In the last decade, there has been a heightened awareness manifested by artists of the relationships between humans, other animals and the environment. Many artists are contributing to contemporary art museum bestiaries of live, dead, photographed and filmed animals, and reflecting on what our interspecies relationships reveal about us. These animals often function as metaphors or mirrors for our own animal nature.
A broad social recognition of the proximity of humans to other animals has arisen in light of popular reporting of scientific research – such as the human genome project’s confirmation at the turn of the millennium that 90 per cent of human cells derive from the same genetic material as the simplest forms of animal life. (It was in June 2000 that then United States president Bill Clinton announced that a first outline map of the human genome had been completed.) Significant changes have also occurred in the political and legal domains, notably in Spain, where in 2008 a resolution was passed in parliament in favour of granting large primates – chimpanzees, gorillas, orangutans and bonobos – rights in line with those accorded to humans.
Artists addressing this new thinking about animals are particularly questioning the anthropocentric separation of humans from other animals, and our historically instrumental and hierarchical relationships with other species.
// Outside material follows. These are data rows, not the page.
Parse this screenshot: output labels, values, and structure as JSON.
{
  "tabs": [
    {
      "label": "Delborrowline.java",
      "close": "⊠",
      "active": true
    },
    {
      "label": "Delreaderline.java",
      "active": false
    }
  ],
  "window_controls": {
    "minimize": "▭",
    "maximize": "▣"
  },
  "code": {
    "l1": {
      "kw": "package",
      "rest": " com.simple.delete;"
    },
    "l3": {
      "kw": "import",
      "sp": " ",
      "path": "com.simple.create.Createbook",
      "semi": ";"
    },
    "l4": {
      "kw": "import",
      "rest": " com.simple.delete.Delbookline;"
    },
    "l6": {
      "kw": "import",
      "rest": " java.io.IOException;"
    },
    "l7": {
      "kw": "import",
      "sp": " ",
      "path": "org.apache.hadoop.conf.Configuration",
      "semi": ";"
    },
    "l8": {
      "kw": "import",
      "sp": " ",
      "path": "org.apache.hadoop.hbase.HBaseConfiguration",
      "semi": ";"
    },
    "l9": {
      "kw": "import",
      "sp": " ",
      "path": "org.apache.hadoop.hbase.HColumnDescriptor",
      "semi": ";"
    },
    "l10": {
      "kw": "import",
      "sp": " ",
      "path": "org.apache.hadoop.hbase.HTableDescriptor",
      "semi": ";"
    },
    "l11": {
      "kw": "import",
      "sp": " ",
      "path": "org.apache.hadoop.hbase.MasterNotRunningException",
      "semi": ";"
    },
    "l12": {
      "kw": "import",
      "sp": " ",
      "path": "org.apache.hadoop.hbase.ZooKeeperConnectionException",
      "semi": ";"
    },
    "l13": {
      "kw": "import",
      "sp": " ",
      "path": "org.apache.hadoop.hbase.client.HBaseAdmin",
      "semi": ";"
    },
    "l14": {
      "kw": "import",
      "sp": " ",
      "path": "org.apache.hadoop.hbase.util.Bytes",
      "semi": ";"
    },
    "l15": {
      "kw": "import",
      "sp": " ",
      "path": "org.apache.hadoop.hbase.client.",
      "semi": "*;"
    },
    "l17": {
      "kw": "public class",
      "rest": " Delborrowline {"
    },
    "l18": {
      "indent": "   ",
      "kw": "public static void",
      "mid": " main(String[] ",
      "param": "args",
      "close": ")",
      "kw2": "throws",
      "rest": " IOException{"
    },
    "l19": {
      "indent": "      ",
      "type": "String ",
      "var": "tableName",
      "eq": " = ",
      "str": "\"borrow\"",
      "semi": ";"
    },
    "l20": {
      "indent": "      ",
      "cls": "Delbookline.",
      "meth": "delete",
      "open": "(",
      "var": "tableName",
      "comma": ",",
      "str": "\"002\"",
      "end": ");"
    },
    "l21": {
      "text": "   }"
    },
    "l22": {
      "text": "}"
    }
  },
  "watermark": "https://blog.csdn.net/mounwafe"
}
Non-human animals in art have come to signify both what is excluded by humanity and what it lacks. Animals offer a vehicle for artists to explore the limits to human recognition of ecological relationships and responsibilities, as well as the animal nature of human experience – including the experience of art. Paola Pivi’s photograph of white animals sourced from an advertising casting agency, One Love 2007, is seen in this space. She underlines the relationship between how animals are represented and human politics and identity:
I think man and art can’t be separated. These are white animals, not black or colored animals. I think it says something about our world . . . We are represented in the animals, too. Even if you know nothing about the history of animal domestication they say something about us.